Directions for this task: Starting with the first line, output the data exactly through to the end.

[Data excerpts]

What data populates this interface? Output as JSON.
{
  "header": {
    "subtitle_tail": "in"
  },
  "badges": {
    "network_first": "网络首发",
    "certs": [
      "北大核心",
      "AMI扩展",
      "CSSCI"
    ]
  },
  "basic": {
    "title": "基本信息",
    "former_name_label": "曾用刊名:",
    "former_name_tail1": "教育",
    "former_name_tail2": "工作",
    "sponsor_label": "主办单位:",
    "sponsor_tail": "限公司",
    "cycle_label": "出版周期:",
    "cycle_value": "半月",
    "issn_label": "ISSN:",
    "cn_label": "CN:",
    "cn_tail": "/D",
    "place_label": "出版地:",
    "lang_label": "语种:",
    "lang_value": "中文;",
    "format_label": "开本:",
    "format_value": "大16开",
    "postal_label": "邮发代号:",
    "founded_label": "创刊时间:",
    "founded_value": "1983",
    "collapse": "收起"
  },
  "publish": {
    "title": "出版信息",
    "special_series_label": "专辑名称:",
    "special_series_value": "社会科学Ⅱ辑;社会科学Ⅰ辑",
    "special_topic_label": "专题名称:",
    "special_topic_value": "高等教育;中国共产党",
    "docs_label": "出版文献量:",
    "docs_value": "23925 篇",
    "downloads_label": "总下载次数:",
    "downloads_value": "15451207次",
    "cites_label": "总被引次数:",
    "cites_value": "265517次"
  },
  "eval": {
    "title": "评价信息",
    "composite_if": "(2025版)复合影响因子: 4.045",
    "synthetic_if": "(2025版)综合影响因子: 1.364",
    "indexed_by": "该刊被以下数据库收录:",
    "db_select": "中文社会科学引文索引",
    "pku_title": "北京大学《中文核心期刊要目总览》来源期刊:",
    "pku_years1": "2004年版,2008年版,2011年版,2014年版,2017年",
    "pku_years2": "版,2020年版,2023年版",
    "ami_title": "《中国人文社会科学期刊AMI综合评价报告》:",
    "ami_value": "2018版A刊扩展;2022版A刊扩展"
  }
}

Reply to the exercise:
What data populates this interface? Output as JSON.
{
  "header": {
    "subtitle_tail": "in"
  },
  "badges": {
    "network_first": "网络首发",
    "certs": [
      "北大核心",
      "AMI扩展",
      "CSSCI"
    ]
  },
  "basic": {
    "title": "基本信息",
    "former_name_label": "曾用刊名:",
    "former_name_tail1": "教育",
    "former_name_tail2": "工作",
    "sponsor_label": "主办单位:",
    "sponsor_tail": "限公司",
    "cycle_label": "出版周期:",
    "cycle_value": "半月",
    "issn_label": "ISSN:",
    "cn_label": "CN:",
    "cn_tail": "/D",
    "place_label": "出版地:",
    "lang_label": "语种:",
    "lang_value": "中文;",
    "format_label": "开本:",
    "format_value": "大16开",
    "postal_label": "邮发代号:",
    "founded_label": "创刊时间:",
    "founded_value": "1983",
    "collapse": "收起"
  },
  "publish": {
    "title": "出版信息",
    "special_series_label": "专辑名称:",
    "special_series_value": "社会科学Ⅱ辑;社会科学Ⅰ辑",
    "special_topic_label": "专题名称:",
    "special_topic_value": "高等教育;中国共产党",
    "docs_label": "出版文献量:",
    "docs_value": "23925 篇",
    "downloads_label": "总下载次数:",
    "downloads_value": "15451207次",
    "cites_label": "总被引次数:",
    "cites_value": "265517次"
  },
  "eval": {
    "title": "评价信息",
    "composite_if": "(2025版)复合影响因子: 4.045",
    "synthetic_if": "(2025版)综合影响因子: 1.364",
    "indexed_by": "该刊被以下数据库收录:",
    "db_select": "中文社会科学引文索引",
    "pku_title": "北京大学《中文核心期刊要目总览》来源期刊:",
    "pku_years1": "2004年版,2008年版,2011年版,2014年版,2017年",
    "pku_years2": "版,2020年版,2023年版",
    "ami_title": "《中国人文社会科学期刊AMI综合评价报告》:",
    "ami_value": "2018版A刊扩展;2022版A刊扩展"
  }
}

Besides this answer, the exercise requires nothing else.